### THE TASK
Below are records; reply with nothing but the number of lines in them that contain "color".

#### SUPPLIED RECORDS

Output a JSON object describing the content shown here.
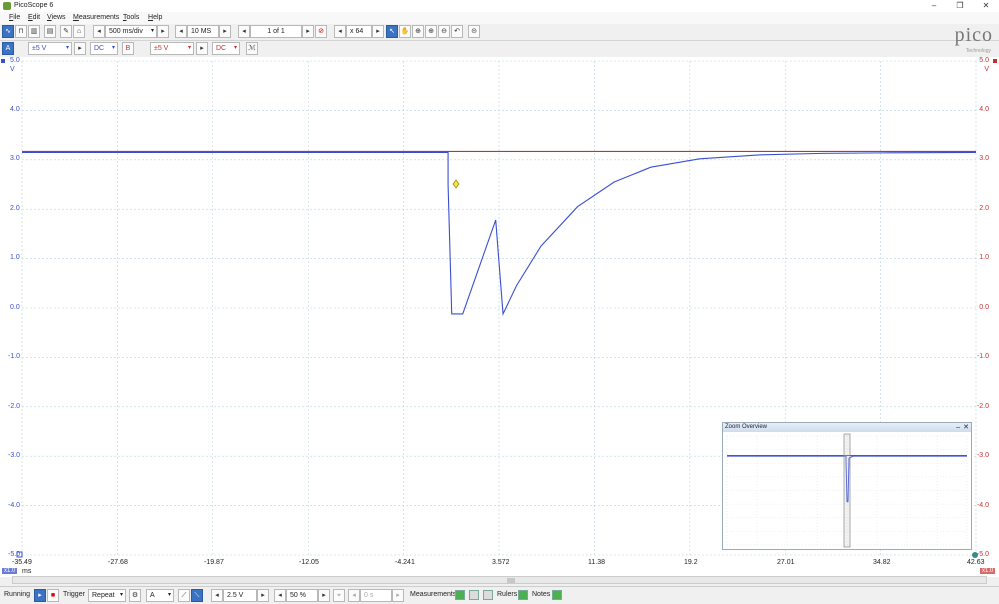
{
  "window": {
    "title": "PicoScope 6",
    "minimize": "–",
    "maximize": "❐",
    "close": "✕"
  },
  "menu": [
    "File",
    "Edit",
    "Views",
    "Measurements",
    "Tools",
    "Help"
  ],
  "toolbar": {
    "timebase": "500 ms/div",
    "samples": "10 MS",
    "buffer": "1 of 1",
    "zoom": "x 64"
  },
  "channels": {
    "a": {
      "label": "A",
      "range": "±5 V",
      "coupling": "DC",
      "color": "#3a4fd0"
    },
    "b": {
      "label": "B",
      "range": "±5 V",
      "coupling": "DC",
      "color": "#c83030"
    }
  },
  "logo": {
    "name": "pico",
    "subtitle": "Technology"
  },
  "axes": {
    "y_ticks": [
      "5.0",
      "4.0",
      "3.0",
      "2.0",
      "1.0",
      "0.0",
      "-1.0",
      "-2.0",
      "-3.0",
      "-4.0",
      "-5.0"
    ],
    "y_unit": "V",
    "x_ticks": [
      "-35.49",
      "-27.68",
      "-19.87",
      "-12.05",
      "-4.241",
      "3.572",
      "11.38",
      "19.2",
      "27.01",
      "34.82",
      "42.63"
    ],
    "x_unit": "ms",
    "scale_left": "x1.0",
    "scale_right": "x1.0"
  },
  "chart_data": {
    "type": "line",
    "xlim": [
      -35.49,
      42.63
    ],
    "ylim": [
      -5,
      5
    ],
    "series": [
      {
        "channel": "A",
        "color": "#3a4fd0",
        "points": [
          [
            -35.49,
            3.15
          ],
          [
            -0.6,
            3.15
          ],
          [
            -0.6,
            2.5
          ],
          [
            -0.3,
            -0.12
          ],
          [
            0.6,
            -0.12
          ],
          [
            3.3,
            1.78
          ],
          [
            3.3,
            1.78
          ],
          [
            3.9,
            -0.12
          ],
          [
            5,
            0.45
          ],
          [
            7,
            1.25
          ],
          [
            10,
            2.05
          ],
          [
            13,
            2.55
          ],
          [
            16,
            2.85
          ],
          [
            20,
            3.02
          ],
          [
            25,
            3.1
          ],
          [
            30,
            3.13
          ],
          [
            35,
            3.14
          ],
          [
            42.63,
            3.15
          ]
        ]
      },
      {
        "channel": "B",
        "color": "#c83030",
        "points": [
          [
            -35.49,
            3.17
          ],
          [
            42.63,
            3.17
          ]
        ]
      }
    ]
  },
  "zoom_overview": {
    "title": "Zoom Overview",
    "minimize": "–",
    "close": "✕"
  },
  "status": {
    "state": "Running",
    "trigger_label": "Trigger",
    "trigger_mode": "Repeat",
    "trigger_source": "A",
    "threshold": "2.5 V",
    "pretrigger": "50 %",
    "delay": "0 s",
    "measurements": "Measurements",
    "rulers": "Rulers",
    "notes": "Notes"
  }
}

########

### REPLY
4